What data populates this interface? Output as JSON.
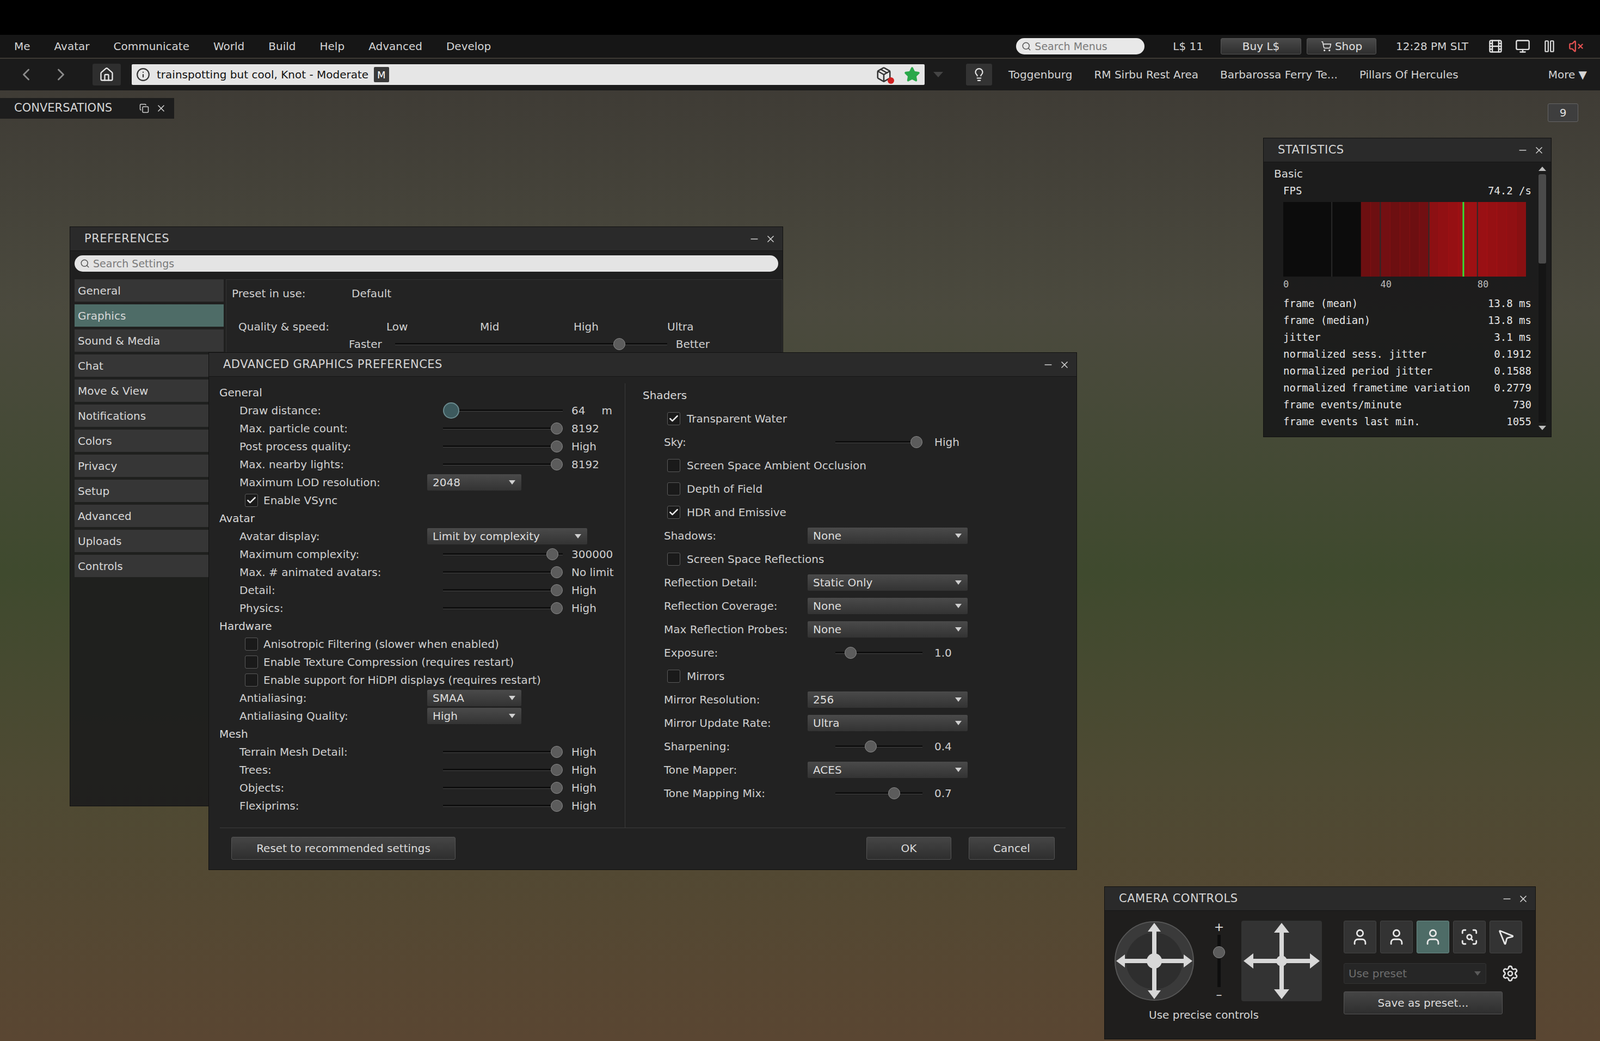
{
  "top_menu": {
    "items": [
      "Me",
      "Avatar",
      "Communicate",
      "World",
      "Build",
      "Help",
      "Advanced",
      "Develop"
    ],
    "search_placeholder": "Search Menus",
    "balance": "L$ 11",
    "buttons": [
      "Buy L$",
      "Shop"
    ],
    "time": "12:28 PM SLT"
  },
  "nav_bar": {
    "location": "trainspotting but cool, Knot - Moderate",
    "maturity": "M",
    "favorite": true,
    "favorites": [
      "Toggenburg",
      "RM Sirbu Rest Area",
      "Barbarossa Ferry Te...",
      "Pillars Of Hercules"
    ],
    "more": "More ▼"
  },
  "conversations": {
    "title": "CONVERSATIONS"
  },
  "notification_count": "9",
  "statistics": {
    "title": "STATISTICS",
    "section": "Basic",
    "fps_label": "FPS",
    "fps_value": "74.2 /s",
    "chart": {
      "axis_max": 100,
      "current": 74.2,
      "grid": [
        20,
        40,
        60,
        80
      ],
      "ticks": [
        {
          "label": "0",
          "value": 0
        },
        {
          "label": "40",
          "value": 40
        },
        {
          "label": "80",
          "value": 80
        }
      ],
      "bins": [
        0,
        0,
        0,
        0,
        0,
        0,
        0,
        0,
        0.55,
        0.55,
        0.58,
        0.55,
        0.56,
        0.55,
        0.57,
        0.72,
        0.75,
        0.78,
        0.8,
        0.82,
        0.8,
        0.78,
        0.76,
        0.74,
        0.7
      ]
    },
    "rows": [
      {
        "label": "frame (mean)",
        "value": "13.8 ms"
      },
      {
        "label": "frame (median)",
        "value": "13.8 ms"
      },
      {
        "label": "jitter",
        "value": "3.1 ms"
      },
      {
        "label": "normalized sess. jitter",
        "value": "0.1912"
      },
      {
        "label": "normalized period jitter",
        "value": "0.1588"
      },
      {
        "label": "normalized frametime variation",
        "value": "0.2779"
      },
      {
        "label": "frame events/minute",
        "value": "730"
      },
      {
        "label": "frame events last min.",
        "value": "1055"
      }
    ],
    "scroll": {
      "position": 0,
      "visible_share": 0.36
    }
  },
  "preferences": {
    "title": "PREFERENCES",
    "search_placeholder": "Search Settings",
    "tabs": [
      {
        "label": "General",
        "selected": false
      },
      {
        "label": "Graphics",
        "selected": true
      },
      {
        "label": "Sound & Media",
        "selected": false
      },
      {
        "label": "Chat",
        "selected": false
      },
      {
        "label": "Move & View",
        "selected": false
      },
      {
        "label": "Notifications",
        "selected": false
      },
      {
        "label": "Colors",
        "selected": false
      },
      {
        "label": "Privacy",
        "selected": false
      },
      {
        "label": "Setup",
        "selected": false
      },
      {
        "label": "Advanced",
        "selected": false
      },
      {
        "label": "Uploads",
        "selected": false
      },
      {
        "label": "Controls",
        "selected": false
      }
    ],
    "preset_label": "Preset in use:",
    "preset_value": "Default",
    "quality_label": "Quality & speed:",
    "quality_marks": [
      "Low",
      "Mid",
      "High",
      "Ultra"
    ],
    "faster": "Faster",
    "better": "Better",
    "quality_level": 0.84
  },
  "advanced_graphics": {
    "title": "ADVANCED GRAPHICS PREFERENCES",
    "left": [
      {
        "kind": "section",
        "label": "General"
      },
      {
        "kind": "slider",
        "label": "Draw distance:",
        "level": 0,
        "value": "64",
        "unit": "m",
        "focused": true
      },
      {
        "kind": "slider",
        "label": "Max. particle count:",
        "level": 1,
        "value": "8192",
        "unit": "",
        "focused": false
      },
      {
        "kind": "slider",
        "label": "Post process quality:",
        "level": 1,
        "value": "High",
        "unit": "",
        "focused": false
      },
      {
        "kind": "slider",
        "label": "Max. nearby lights:",
        "level": 1,
        "value": "8192",
        "unit": "",
        "focused": false
      },
      {
        "kind": "dropdown",
        "label": "Maximum LOD resolution:",
        "value": "2048"
      },
      {
        "kind": "checkbox",
        "label": "Enable VSync",
        "checked": true
      },
      {
        "kind": "section",
        "label": "Avatar"
      },
      {
        "kind": "dropdown",
        "label": "Avatar display:",
        "value": "Limit by complexity"
      },
      {
        "kind": "slider",
        "label": "Maximum complexity:",
        "level": 0.96,
        "value": "300000",
        "unit": "",
        "focused": false
      },
      {
        "kind": "slider",
        "label": "Max. # animated avatars:",
        "level": 1,
        "value": "No limit",
        "unit": "",
        "focused": false
      },
      {
        "kind": "slider",
        "label": "Detail:",
        "level": 1,
        "value": "High",
        "unit": "",
        "focused": false
      },
      {
        "kind": "slider",
        "label": "Physics:",
        "level": 1,
        "value": "High",
        "unit": "",
        "focused": false
      },
      {
        "kind": "section",
        "label": "Hardware"
      },
      {
        "kind": "checkbox",
        "label": "Anisotropic Filtering (slower when enabled)",
        "checked": false
      },
      {
        "kind": "checkbox",
        "label": "Enable Texture Compression (requires restart)",
        "checked": false
      },
      {
        "kind": "checkbox",
        "label": "Enable support for HiDPI displays (requires restart)",
        "checked": false
      },
      {
        "kind": "dropdown",
        "label": "Antialiasing:",
        "value": "SMAA"
      },
      {
        "kind": "dropdown",
        "label": "Antialiasing Quality:",
        "value": "High"
      },
      {
        "kind": "section",
        "label": "Mesh"
      },
      {
        "kind": "slider",
        "label": "Terrain Mesh Detail:",
        "level": 1,
        "value": "High",
        "unit": "",
        "focused": false
      },
      {
        "kind": "slider",
        "label": "Trees:",
        "level": 1,
        "value": "High",
        "unit": "",
        "focused": false
      },
      {
        "kind": "slider",
        "label": "Objects:",
        "level": 1,
        "value": "High",
        "unit": "",
        "focused": false
      },
      {
        "kind": "slider",
        "label": "Flexiprims:",
        "level": 1,
        "value": "High",
        "unit": "",
        "focused": false
      }
    ],
    "right": [
      {
        "kind": "section",
        "label": "Shaders"
      },
      {
        "kind": "checkbox",
        "label": "Transparent Water",
        "checked": true
      },
      {
        "kind": "slider",
        "label": "Sky:",
        "level": 1,
        "value": "High",
        "focused": false
      },
      {
        "kind": "checkbox",
        "label": "Screen Space Ambient Occlusion",
        "checked": false
      },
      {
        "kind": "checkbox",
        "label": "Depth of Field",
        "checked": false
      },
      {
        "kind": "checkbox",
        "label": "HDR and Emissive",
        "checked": true
      },
      {
        "kind": "dropdown",
        "label": "Shadows:",
        "value": "None"
      },
      {
        "kind": "checkbox",
        "label": "Screen Space Reflections",
        "checked": false
      },
      {
        "kind": "dropdown",
        "label": "Reflection Detail:",
        "value": "Static Only"
      },
      {
        "kind": "dropdown",
        "label": "Reflection Coverage:",
        "value": "None"
      },
      {
        "kind": "dropdown",
        "label": "Max Reflection Probes:",
        "value": "None"
      },
      {
        "kind": "slider",
        "label": "Exposure:",
        "level": 0.12,
        "value": "1.0",
        "focused": false
      },
      {
        "kind": "checkbox",
        "label": "Mirrors",
        "checked": false
      },
      {
        "kind": "dropdown",
        "label": "Mirror Resolution:",
        "value": "256"
      },
      {
        "kind": "dropdown",
        "label": "Mirror Update Rate:",
        "value": "Ultra"
      },
      {
        "kind": "slider",
        "label": "Sharpening:",
        "level": 0.39,
        "value": "0.4",
        "focused": false
      },
      {
        "kind": "dropdown",
        "label": "Tone Mapper:",
        "value": "ACES"
      },
      {
        "kind": "slider",
        "label": "Tone Mapping Mix:",
        "level": 0.7,
        "value": "0.7",
        "focused": false
      }
    ],
    "buttons": [
      "Reset to recommended settings",
      "OK",
      "Cancel"
    ]
  },
  "camera_controls": {
    "title": "CAMERA CONTROLS",
    "zoom_in": "+",
    "zoom_out": "–",
    "zoom_level": 0.72,
    "caption": "Use precise controls",
    "views": [
      {
        "kind": "front",
        "selected": false
      },
      {
        "kind": "side",
        "selected": false
      },
      {
        "kind": "rear",
        "selected": true
      },
      {
        "kind": "object",
        "selected": false
      },
      {
        "kind": "mouse",
        "selected": false
      }
    ],
    "preset_placeholder": "Use preset",
    "preset_disabled": true,
    "save_button": "Save as preset..."
  }
}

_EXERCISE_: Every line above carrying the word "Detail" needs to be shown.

_EXERCISE OUTPUT_:
        "label": "Detail:",
        "label": "Terrain Mesh Detail:",
        "label": "Reflection Detail:",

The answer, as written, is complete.